:: Your assignment ::
Filter out all lines without the word "Toddler" from the data below, please, and copy the rest.

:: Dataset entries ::
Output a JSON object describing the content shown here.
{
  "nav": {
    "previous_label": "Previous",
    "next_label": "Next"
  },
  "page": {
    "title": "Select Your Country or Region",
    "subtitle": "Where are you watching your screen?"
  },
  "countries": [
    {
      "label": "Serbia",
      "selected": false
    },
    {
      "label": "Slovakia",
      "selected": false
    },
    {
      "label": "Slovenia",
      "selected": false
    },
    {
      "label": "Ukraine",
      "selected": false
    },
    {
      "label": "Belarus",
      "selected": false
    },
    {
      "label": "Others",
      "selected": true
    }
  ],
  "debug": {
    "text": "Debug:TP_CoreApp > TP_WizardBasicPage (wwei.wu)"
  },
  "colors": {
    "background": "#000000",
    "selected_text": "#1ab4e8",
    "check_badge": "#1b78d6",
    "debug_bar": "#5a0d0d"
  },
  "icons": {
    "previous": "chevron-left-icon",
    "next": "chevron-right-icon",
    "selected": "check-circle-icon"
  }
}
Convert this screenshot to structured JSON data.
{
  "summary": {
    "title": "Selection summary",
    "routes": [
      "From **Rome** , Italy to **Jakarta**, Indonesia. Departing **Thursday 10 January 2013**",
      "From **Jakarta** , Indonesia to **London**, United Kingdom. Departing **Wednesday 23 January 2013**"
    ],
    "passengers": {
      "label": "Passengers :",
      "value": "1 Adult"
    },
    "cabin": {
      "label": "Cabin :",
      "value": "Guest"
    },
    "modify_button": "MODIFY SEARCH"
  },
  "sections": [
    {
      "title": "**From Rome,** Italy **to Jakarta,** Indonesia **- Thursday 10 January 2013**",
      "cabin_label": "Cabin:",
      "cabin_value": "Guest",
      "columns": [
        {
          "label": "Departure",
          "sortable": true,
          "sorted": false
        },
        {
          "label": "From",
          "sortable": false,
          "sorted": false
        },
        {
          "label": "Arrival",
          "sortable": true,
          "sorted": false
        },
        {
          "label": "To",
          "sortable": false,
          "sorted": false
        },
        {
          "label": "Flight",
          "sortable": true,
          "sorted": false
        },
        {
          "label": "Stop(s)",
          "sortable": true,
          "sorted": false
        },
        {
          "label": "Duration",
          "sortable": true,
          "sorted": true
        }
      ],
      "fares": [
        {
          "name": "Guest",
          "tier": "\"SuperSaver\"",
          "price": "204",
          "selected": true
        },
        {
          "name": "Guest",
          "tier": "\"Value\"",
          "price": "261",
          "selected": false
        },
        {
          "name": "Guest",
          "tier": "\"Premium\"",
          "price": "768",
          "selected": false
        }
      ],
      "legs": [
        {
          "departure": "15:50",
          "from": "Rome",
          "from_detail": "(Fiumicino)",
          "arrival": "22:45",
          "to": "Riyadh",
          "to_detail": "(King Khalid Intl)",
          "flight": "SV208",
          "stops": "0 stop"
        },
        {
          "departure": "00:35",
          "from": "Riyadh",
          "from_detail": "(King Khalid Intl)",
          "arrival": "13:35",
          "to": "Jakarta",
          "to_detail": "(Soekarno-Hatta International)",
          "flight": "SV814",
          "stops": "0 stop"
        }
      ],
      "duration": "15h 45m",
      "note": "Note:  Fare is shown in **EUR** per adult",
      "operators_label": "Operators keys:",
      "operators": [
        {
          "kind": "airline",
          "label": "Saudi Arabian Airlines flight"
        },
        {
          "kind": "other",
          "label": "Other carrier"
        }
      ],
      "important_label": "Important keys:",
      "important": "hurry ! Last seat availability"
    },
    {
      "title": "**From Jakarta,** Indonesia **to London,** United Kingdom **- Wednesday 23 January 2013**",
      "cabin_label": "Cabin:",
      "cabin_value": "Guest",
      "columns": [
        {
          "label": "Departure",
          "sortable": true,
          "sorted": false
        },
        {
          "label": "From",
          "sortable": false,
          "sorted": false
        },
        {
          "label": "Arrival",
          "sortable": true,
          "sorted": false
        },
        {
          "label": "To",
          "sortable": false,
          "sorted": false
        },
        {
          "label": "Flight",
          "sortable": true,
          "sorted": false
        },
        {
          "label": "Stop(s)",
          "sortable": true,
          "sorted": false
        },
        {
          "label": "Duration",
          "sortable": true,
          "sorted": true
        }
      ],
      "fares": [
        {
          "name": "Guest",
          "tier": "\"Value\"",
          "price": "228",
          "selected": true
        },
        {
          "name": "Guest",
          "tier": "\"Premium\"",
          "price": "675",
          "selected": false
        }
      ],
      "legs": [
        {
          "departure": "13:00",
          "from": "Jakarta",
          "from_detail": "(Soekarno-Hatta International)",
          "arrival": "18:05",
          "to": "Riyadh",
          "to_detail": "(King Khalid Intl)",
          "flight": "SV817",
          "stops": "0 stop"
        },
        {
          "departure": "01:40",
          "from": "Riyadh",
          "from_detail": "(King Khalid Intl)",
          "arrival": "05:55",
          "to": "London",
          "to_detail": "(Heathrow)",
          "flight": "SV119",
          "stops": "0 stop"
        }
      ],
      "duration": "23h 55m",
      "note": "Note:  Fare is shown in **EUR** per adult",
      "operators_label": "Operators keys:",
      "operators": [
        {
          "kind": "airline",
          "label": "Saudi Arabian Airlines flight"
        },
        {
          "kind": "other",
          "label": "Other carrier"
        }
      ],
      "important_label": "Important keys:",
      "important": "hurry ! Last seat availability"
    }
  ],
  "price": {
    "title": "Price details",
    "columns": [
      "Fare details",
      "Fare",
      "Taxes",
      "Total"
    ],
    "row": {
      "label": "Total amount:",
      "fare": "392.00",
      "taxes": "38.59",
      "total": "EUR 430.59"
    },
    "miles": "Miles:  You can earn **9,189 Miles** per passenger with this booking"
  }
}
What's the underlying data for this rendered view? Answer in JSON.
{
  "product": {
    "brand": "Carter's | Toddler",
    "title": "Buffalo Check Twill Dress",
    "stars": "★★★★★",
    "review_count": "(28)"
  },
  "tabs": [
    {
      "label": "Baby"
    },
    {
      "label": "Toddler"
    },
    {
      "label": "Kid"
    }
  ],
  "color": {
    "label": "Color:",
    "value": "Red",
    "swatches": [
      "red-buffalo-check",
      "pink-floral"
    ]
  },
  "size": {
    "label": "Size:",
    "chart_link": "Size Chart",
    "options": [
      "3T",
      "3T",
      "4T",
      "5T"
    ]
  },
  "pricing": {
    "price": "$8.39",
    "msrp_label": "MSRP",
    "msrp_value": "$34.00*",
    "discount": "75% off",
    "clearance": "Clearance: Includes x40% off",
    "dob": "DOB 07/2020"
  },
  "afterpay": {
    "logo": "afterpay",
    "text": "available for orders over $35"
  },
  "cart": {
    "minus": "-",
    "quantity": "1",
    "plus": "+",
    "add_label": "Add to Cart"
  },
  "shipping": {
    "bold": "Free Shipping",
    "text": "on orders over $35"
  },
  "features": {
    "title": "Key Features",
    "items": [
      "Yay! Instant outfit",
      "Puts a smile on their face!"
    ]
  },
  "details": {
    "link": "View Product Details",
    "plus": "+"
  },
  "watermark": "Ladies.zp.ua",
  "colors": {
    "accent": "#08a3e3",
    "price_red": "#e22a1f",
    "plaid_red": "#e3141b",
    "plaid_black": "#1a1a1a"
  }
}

:: Task result ::
    "brand": "Carter's | Toddler",
      "label": "Toddler"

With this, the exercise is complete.